• What you need to do: Without changing a word, repeat the data, and include no pictures.

(Data items)

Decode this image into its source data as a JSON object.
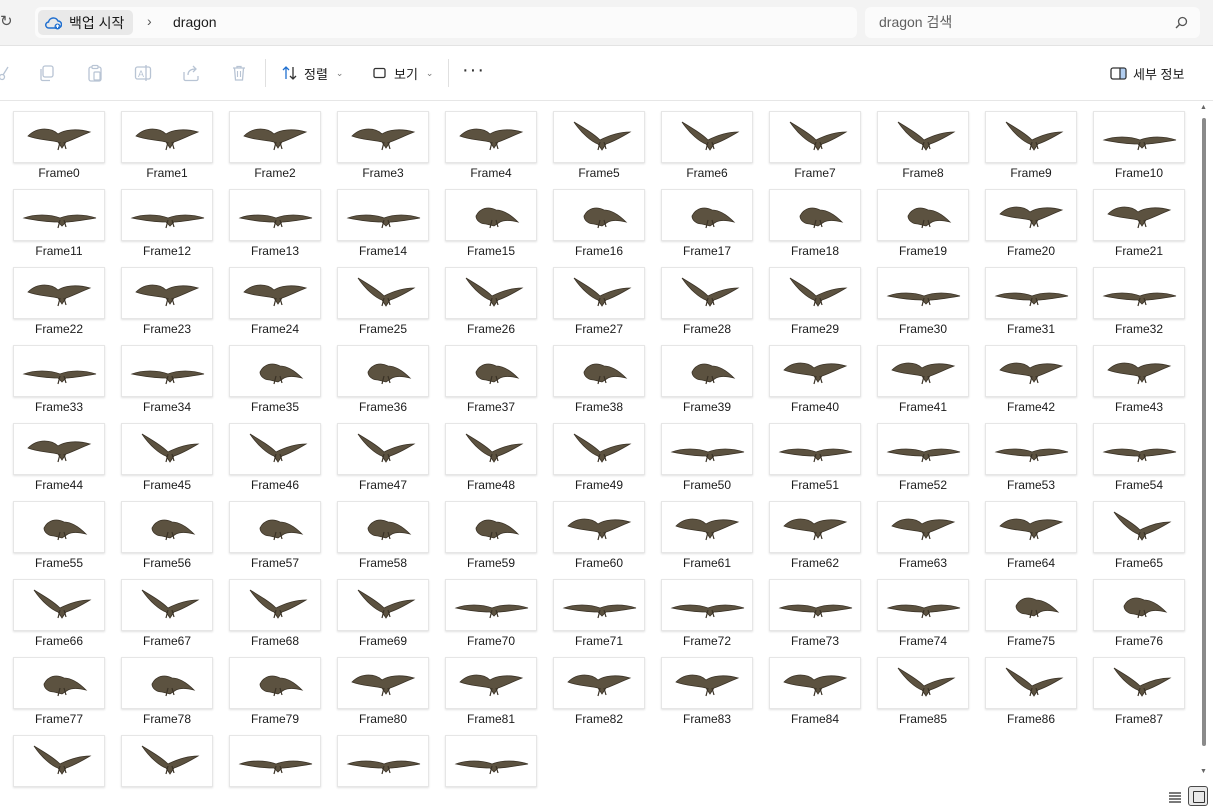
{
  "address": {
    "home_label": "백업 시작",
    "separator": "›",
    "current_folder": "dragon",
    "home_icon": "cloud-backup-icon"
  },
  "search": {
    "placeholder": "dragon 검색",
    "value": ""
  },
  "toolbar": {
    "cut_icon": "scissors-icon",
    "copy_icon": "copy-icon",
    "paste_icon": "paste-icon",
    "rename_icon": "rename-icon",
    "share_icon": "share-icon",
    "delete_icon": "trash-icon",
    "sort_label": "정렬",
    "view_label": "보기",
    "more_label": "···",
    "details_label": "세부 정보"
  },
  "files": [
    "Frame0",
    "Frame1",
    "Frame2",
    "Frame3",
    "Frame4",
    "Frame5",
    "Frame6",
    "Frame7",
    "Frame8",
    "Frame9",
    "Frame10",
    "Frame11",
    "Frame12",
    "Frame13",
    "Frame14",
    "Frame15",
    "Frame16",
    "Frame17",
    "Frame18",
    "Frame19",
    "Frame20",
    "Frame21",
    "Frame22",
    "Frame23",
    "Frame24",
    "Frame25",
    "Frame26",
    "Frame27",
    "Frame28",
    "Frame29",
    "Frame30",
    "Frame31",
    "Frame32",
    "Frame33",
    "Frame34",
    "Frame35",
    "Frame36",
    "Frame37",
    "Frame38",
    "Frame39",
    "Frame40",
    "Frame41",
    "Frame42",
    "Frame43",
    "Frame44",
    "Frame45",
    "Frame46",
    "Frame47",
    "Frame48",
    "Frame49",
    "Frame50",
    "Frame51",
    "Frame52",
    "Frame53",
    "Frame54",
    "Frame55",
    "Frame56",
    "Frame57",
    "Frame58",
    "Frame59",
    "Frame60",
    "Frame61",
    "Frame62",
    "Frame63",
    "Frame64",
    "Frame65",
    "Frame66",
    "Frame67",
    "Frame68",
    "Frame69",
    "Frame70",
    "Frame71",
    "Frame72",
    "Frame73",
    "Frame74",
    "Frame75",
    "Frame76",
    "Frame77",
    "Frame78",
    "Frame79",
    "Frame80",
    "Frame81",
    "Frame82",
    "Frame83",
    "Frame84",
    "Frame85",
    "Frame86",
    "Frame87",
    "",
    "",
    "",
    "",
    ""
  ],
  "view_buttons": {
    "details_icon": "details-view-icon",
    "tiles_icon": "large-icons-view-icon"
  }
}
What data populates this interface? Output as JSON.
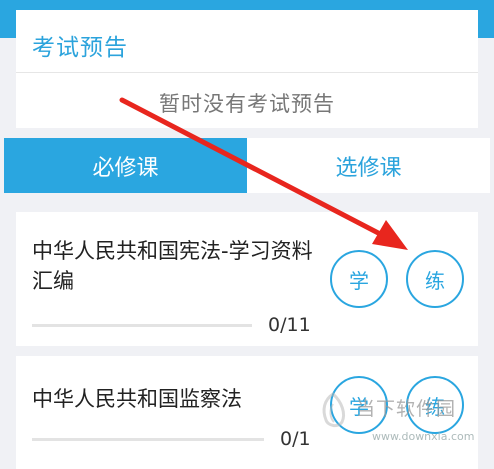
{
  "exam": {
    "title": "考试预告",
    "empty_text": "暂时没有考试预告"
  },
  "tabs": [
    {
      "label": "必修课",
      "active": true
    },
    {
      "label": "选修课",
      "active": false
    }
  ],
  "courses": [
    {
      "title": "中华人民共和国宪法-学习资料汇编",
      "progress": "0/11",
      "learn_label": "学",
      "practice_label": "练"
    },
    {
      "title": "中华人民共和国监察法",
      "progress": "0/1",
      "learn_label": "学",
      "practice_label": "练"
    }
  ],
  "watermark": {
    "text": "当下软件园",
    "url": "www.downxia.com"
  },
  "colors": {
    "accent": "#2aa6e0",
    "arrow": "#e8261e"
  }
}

• Output of the task:
Decode this image into its source data as a JSON object.
{
  "address": {
    "home_label": "백업 시작",
    "separator": "›",
    "current_folder": "dragon",
    "home_icon": "cloud-backup-icon"
  },
  "search": {
    "placeholder": "dragon 검색",
    "value": ""
  },
  "toolbar": {
    "cut_icon": "scissors-icon",
    "copy_icon": "copy-icon",
    "paste_icon": "paste-icon",
    "rename_icon": "rename-icon",
    "share_icon": "share-icon",
    "delete_icon": "trash-icon",
    "sort_label": "정렬",
    "view_label": "보기",
    "more_label": "···",
    "details_label": "세부 정보"
  },
  "files": [
    "Frame0",
    "Frame1",
    "Frame2",
    "Frame3",
    "Frame4",
    "Frame5",
    "Frame6",
    "Frame7",
    "Frame8",
    "Frame9",
    "Frame10",
    "Frame11",
    "Frame12",
    "Frame13",
    "Frame14",
    "Frame15",
    "Frame16",
    "Frame17",
    "Frame18",
    "Frame19",
    "Frame20",
    "Frame21",
    "Frame22",
    "Frame23",
    "Frame24",
    "Frame25",
    "Frame26",
    "Frame27",
    "Frame28",
    "Frame29",
    "Frame30",
    "Frame31",
    "Frame32",
    "Frame33",
    "Frame34",
    "Frame35",
    "Frame36",
    "Frame37",
    "Frame38",
    "Frame39",
    "Frame40",
    "Frame41",
    "Frame42",
    "Frame43",
    "Frame44",
    "Frame45",
    "Frame46",
    "Frame47",
    "Frame48",
    "Frame49",
    "Frame50",
    "Frame51",
    "Frame52",
    "Frame53",
    "Frame54",
    "Frame55",
    "Frame56",
    "Frame57",
    "Frame58",
    "Frame59",
    "Frame60",
    "Frame61",
    "Frame62",
    "Frame63",
    "Frame64",
    "Frame65",
    "Frame66",
    "Frame67",
    "Frame68",
    "Frame69",
    "Frame70",
    "Frame71",
    "Frame72",
    "Frame73",
    "Frame74",
    "Frame75",
    "Frame76",
    "Frame77",
    "Frame78",
    "Frame79",
    "Frame80",
    "Frame81",
    "Frame82",
    "Frame83",
    "Frame84",
    "Frame85",
    "Frame86",
    "Frame87",
    "",
    "",
    "",
    "",
    ""
  ],
  "view_buttons": {
    "details_icon": "details-view-icon",
    "tiles_icon": "large-icons-view-icon"
  }
}
What data populates this interface? Output as JSON.
{
  "exam": {
    "title": "考试预告",
    "empty_text": "暂时没有考试预告"
  },
  "tabs": [
    {
      "label": "必修课",
      "active": true
    },
    {
      "label": "选修课",
      "active": false
    }
  ],
  "courses": [
    {
      "title": "中华人民共和国宪法-学习资料汇编",
      "progress": "0/11",
      "learn_label": "学",
      "practice_label": "练"
    },
    {
      "title": "中华人民共和国监察法",
      "progress": "0/1",
      "learn_label": "学",
      "practice_label": "练"
    }
  ],
  "watermark": {
    "text": "当下软件园",
    "url": "www.downxia.com"
  },
  "colors": {
    "accent": "#2aa6e0",
    "arrow": "#e8261e"
  }
}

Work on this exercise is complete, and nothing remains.